By LaKeshia Myers
I am not disillusioned. Reckless driving is an issue in the City of Milwaukee, which is why I am a proponent of the proposed red light camera legislation. According to data provided by the City of Milwaukee, there has been a consistent uptick in reckless driving since 2012. In 2018, there were 16,338 car crashes, 4,552 crashes resulted in injuries, which resulted in 57 vehicle related fatalities and 17 pedestrian fatalities. The proposed bill that is currently in the legislature would allow police officers to enforce those laws remotely. If a camera catches a driver going at least 20 mph over the speed limit or sees them running a red light, the owner of the car could get a ticket in the mail. This would be one possible solution to help us stave off the number of reckless driving incidents in our communities. But it is not a one-size fits all approach.

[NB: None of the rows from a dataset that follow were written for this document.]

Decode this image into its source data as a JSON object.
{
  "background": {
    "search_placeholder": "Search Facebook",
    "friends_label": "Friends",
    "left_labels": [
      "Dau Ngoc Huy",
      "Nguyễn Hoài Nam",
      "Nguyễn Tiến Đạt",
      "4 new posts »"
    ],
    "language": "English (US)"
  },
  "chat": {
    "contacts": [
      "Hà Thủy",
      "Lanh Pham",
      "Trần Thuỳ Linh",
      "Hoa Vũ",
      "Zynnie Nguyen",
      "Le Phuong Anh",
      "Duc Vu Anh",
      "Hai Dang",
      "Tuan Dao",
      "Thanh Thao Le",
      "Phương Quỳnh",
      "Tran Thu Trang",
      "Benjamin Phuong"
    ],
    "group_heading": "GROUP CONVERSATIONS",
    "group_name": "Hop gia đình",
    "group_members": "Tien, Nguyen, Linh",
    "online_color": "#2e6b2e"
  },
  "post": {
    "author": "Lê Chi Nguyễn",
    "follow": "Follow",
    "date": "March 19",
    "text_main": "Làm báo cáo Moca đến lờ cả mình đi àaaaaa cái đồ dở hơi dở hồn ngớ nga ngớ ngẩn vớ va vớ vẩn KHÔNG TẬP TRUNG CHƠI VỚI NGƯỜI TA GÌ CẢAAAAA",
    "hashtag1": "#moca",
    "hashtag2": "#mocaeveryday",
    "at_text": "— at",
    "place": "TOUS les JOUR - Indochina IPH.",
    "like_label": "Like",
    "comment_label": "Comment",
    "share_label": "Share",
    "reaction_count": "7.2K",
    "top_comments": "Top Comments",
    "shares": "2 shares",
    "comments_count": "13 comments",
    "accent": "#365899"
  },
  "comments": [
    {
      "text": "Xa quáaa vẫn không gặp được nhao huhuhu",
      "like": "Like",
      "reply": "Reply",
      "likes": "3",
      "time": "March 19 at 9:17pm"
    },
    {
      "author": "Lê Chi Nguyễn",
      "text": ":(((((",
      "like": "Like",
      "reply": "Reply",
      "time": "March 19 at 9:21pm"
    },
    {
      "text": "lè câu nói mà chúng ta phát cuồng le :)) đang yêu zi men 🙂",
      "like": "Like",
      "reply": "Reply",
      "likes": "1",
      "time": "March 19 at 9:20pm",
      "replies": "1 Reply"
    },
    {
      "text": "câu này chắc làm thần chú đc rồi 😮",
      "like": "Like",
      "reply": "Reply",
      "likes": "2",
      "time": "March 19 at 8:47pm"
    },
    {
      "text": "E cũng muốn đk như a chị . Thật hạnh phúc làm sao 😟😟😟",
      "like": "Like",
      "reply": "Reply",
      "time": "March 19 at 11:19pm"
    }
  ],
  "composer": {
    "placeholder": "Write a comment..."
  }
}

Programs such as universal driver education, use of decoy police vehicles to deter reckless driving, and others are programs that can be used in tandem with the red light cameras to help us combat deleterious vehicle operation. Having red light cameras can free up police officers, leaving them with the opportunity to crack down on smaller issues like illegal tint, broken tail lights, lack of license plates, etc. While this subject has been discussed widely in the community, some opponents believe the use of red light cameras would be predominate in communities of color. According to the bill’s authors Sen. LaTonya Johnson and Rep. David Crowley, red lights would be equally distributed across the city, at the busiest intersections in each aldermanic district.
We must begin to look at the issue of reckless driving as both a safety issue and one that deserves precaution, attention, and serious consequences for those who pose a threat to our greater good. Red light cameras are not a panacea, but a viable option that deserves our attention.
For more information about the proposed red-light legislation please contact Rep. David Crowley at (608) 266-5580 or Sen. LaTonya Johnson at (608) 266-2500.